How to participate, to Apply and borrow from a Credit Union
A loan from a credit union is one of the most competitive loans available. If you need to borrow money, it is worth getting a local credit union when you go looking for a loan.
Credit unions loans typically come with low rates and fees, which means a lower total cost of borrowing. What’s more, it might be easier to get approved for a loan against a credit union.
No one wants a loan that does not get repaid, but small credit unions are more likely to take a more personal approach when evaluating your loan rather than taking the same rigid approach with anyone who applies for a loan.
Getting started with credit institutions
If you have never used credit unions before, you may not know much about them or you may just think they are the same as banks. There are numerous agreements between banks and credit institutions, but an important difference is an ownership: Credit Unions are non-profit organizations owned by their customers.
Most credit unions work with the aim of providing financial services to their member-owners. As a result, credit union loan rates often come from a little bit lower (compared to large banks that must constantly grow profits).
To apply for a loan, you must become a member or a partial owner of the credit union.
- Membership criteria: To become a member, you must qualify by meeting certain criteria. That means that you usually share some characteristics with other members, such as where you live or the industry in which you or your family members work.
- Easy ways in No matter who you are, there is a good chance that you can participate in a credit union, and you will be amazed at how easy it is to qualify. For example, when buying a car, you will find that the dealer is able to give you a member without ever having to visit one of the branches. By buying from that dealer, you meet one of the credit union’s eligibility requirements.
- Finding a credit union: To find out which credit unions are available in the area, try the National Credit Union Administration credit union search tool. If you can’t find anything locally, numerous credit unions accept members from all over the United States.
- Opening deposit: Once you have found a credit union that you are eligible to join, then you have to become a member by opening an account and making a small amount (often $ 25 or so). After that, you are ready to apply for a loan.
Apply for a loan
In many cases, you can participate in a credit union and apply for a loan at the same time. If you are already a member, you are much further ahead.

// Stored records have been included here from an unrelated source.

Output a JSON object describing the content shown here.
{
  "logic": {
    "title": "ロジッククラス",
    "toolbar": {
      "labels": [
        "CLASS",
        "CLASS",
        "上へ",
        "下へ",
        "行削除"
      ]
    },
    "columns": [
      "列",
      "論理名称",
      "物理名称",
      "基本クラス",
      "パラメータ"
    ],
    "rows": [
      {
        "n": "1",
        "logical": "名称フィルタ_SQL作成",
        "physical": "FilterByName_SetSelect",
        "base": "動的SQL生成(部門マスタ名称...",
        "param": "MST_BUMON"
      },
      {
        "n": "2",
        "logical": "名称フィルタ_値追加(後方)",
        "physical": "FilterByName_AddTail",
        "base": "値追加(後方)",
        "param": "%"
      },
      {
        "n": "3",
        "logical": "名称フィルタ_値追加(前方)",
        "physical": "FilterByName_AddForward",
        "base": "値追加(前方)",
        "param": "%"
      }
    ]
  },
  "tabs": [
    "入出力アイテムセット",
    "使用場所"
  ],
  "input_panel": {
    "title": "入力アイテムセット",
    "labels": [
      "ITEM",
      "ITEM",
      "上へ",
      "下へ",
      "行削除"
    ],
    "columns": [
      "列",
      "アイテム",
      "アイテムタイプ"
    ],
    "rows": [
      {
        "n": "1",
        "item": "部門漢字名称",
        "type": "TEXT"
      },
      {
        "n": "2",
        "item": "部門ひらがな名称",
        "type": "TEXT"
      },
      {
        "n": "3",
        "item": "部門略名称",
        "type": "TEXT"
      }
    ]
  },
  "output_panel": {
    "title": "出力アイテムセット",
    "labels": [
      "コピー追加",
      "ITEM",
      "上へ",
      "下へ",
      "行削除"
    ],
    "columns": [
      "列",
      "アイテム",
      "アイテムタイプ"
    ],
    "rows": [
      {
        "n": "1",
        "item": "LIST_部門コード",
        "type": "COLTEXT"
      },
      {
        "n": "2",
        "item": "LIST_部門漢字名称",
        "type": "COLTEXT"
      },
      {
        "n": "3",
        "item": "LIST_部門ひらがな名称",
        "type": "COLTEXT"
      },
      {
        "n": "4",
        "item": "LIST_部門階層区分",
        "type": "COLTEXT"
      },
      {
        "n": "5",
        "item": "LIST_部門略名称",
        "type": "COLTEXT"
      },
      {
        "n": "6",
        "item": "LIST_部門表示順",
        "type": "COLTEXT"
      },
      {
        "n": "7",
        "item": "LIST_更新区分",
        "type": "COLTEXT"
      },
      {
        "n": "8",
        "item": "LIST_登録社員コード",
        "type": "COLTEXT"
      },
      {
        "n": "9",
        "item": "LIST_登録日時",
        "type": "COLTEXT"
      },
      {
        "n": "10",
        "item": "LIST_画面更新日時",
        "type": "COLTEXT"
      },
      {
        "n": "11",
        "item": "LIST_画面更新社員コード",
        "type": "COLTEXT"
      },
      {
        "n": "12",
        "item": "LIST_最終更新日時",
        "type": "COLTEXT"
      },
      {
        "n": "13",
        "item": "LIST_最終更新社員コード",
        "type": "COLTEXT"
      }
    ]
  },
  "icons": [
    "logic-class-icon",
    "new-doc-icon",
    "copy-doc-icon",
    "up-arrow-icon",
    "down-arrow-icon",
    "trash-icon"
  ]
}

Talk to a credit officer to your credit union to understand the types of loans available and ask about the basic requirements for getting your loan approved. The process varies from place to place, but most credit unions (and any other lender) have the following requirements:
- Application: You must complete an application, online or on paper.
- Identification: On the application, you must provide identifying information about yourself, such as a social security number.
- Employment: Some credit unions require you to have been in the same job for a certain time (one year, for example).
- Income: You will need income to repay the loan, and you need to tell the credit union how much you owe on other debts. Your monthly payments on all debts will have to be under a certain debt-to-income ratio.
- Equity or down payment: If you are buying a house or a car, you need to make some sort of down payment. For refinancing, you will need sufficient equity, usually measured as a loan-to-value ratio.
- Creditworthiness: A history of loans and loan repayment will help you get approved. Your credit score is often used to assess creditworthiness.
There is nothing wrong with asking someone at the credit union about these requirements before you apply for a loan. A short conversation can save you (and them) time. For example, if you know your credit score, get an informal opinion about whether you qualify and as a recent foreclosure discuss any issues.
To the approved
After you apply, a loan officer will review your application to see if you are eligible for the loan. Even if you do not have a solid history of loan repayment or you have had a few problems in the past, you would still get approved for a loan. Especially in small community settings, there is a good chance that you can speak to an employee who will personally review your credit report and your personal situation. Sometimes a personal letter can help. That will rarely happen on a large bank – if your credit score is too low, there are no exceptions, and a computer will decide everything.
A long-term relationship with a credit union and getting to know the staff can improve your chances even further. If they see you manage your accounts properly, they are more likely to overlook a blemish in your past.
A secured loan can also help you get approved and it will help you build up your credit scores for the next time you need a loan. To get a secured loan, you need some sort of collateral, which the credit union can take if you fail to make your payments. You do not have to pledge your home, car, or cash-covered jewelry using money in your account to help you get approved.